Nowhere in the complaint is there any hint of the real causes behind the crisis of public education. In the past few years, California’s K-12 annual budget has been cut by about $18 billion. Thousands of schoolteachers have been laid off in California, and hundreds of thousands nation-wide. Throughout the country, teachers face classroom sizes of 50 or more students per teacher, with inadequate textbooks, supplies, and proper cooling and heating systems.
If this all sounds vaguely familiar, then you’ve been paying attention: ever since Gordon Campbell’s tax cutting’ posse moved into the Rockpile on Belleville, provincial revenues have been either curtailed or redirected toward those businesses friendly to the current régime. Recall that more than two billion dollars were immediately taken off the books in reduced business taxes and the parade has continued with monster savings all over the store as whole departments went to the private sector, public servants were shown the door and where it essentially became not only risky, but illegal for those toiling in the public interest to bargain for a reasonable share of the wealth in the best place on Earth.
When the Hole In The Rockpile Gang got a smackdown from the courts at the end of last month, it was clear that they wouldn’t be accepting the judge’s scathing rebuke and making amends for their sins if they could at least drag out the proceedings until they can make an immediate election issue out of it (they may yet do that), or somehow fiddle the process, as they appear to have done in the BC Rail Circus, so that they get the result they want. The BCTF pays its own lawyers: that money comes out of the pockets of he teachers themselves. The government’s layers are paid by thee and me, sorta like I get to pay for the ammunition so I can shoot myself in the foot, a process that rankles more than a little.
Fassbender and the rest of the Deputy Dawgs can’t let this go unchallenged. The cupboard probably is legitimately pretty bare after they’ve reduced oil and gas revenues (thanks Norm) and put on the Five-Ring Circus, complete with shadow-tolled highway, the Millennium Line, Delta Port, SFPR (sounds like something out of ancient Rome), nonsensical IPP contracts (unless you happen to be the IPP on the receiving end) and a couple bridges wherein there is a whiff of cozy relationships between government and winning bidders and little things like secret contracts (the list is not exhaustive, sadly). In truest Shock Doctrine style, they broke it, just hoping they couldn’t be called to account for their actions and inactions, so not only to they have to defend their dominance and nastiness, they have to ensure that no one can go back and scratch around to find out where the money really went, sorta like why we used to be able to afford stuff and somehow we can’t any longer.
Billionaire David Welch can go ahead and blow millions on his case: he gave the money to a foundation that will write him a tax receipt and he may just come out ahead, meaning that he would be using taxpayer money to sue the state, also using taxpayer money, to advance the cause of private education.

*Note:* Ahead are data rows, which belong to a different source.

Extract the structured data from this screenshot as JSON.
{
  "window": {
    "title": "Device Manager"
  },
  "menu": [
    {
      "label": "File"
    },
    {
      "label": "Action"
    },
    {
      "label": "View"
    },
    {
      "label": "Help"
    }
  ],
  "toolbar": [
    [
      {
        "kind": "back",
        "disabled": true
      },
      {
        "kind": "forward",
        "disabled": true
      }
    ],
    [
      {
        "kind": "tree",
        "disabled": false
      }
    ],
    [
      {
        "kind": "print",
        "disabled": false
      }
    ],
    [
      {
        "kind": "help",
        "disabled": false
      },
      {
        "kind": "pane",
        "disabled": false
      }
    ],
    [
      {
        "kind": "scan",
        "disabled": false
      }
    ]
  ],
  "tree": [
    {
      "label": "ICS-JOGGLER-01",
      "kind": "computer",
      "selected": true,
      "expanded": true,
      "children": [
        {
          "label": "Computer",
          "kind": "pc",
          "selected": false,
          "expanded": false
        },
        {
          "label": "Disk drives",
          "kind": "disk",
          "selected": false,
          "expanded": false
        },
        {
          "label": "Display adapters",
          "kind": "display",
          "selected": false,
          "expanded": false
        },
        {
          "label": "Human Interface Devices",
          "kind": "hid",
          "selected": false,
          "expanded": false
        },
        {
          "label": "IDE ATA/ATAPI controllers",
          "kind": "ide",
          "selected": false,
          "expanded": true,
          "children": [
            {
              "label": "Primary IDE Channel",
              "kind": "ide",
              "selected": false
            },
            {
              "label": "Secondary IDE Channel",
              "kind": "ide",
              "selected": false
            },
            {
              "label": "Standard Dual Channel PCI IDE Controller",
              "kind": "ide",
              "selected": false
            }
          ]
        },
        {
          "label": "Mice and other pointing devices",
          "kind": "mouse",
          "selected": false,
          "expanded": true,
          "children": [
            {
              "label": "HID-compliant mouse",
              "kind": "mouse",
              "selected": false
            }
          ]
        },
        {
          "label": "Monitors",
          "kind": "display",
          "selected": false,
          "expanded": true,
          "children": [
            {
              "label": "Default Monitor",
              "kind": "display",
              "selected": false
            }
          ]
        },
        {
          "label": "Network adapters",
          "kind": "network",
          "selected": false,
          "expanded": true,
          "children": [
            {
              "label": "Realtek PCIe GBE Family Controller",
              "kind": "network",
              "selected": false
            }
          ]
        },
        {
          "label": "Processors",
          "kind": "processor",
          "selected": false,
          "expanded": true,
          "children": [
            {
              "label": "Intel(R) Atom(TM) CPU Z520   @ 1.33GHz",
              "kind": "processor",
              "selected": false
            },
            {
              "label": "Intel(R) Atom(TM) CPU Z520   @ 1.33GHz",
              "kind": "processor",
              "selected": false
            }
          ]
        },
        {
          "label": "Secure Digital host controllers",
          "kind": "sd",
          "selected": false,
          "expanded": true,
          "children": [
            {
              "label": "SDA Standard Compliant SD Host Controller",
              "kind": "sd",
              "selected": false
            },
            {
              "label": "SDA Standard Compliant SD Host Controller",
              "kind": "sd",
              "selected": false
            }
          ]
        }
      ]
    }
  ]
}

OK, I finally got smart and went around Znet’s organizational difficulties and found Black’s article. The end of the article outlines much of what is wrong with unions, and I would be quick to point out that the BCTF lies at the other end of the spectrum: they may not be perfect, but they have done a lot of heavy lifting on behalf of all the citizens of BC (Phil Hochstein notwithstanding) in a scenario where the well being of students aligns well with what the teachers’ union is championing.
This case will probably get settled with only seconds to spare before the world becomes uninhabitable.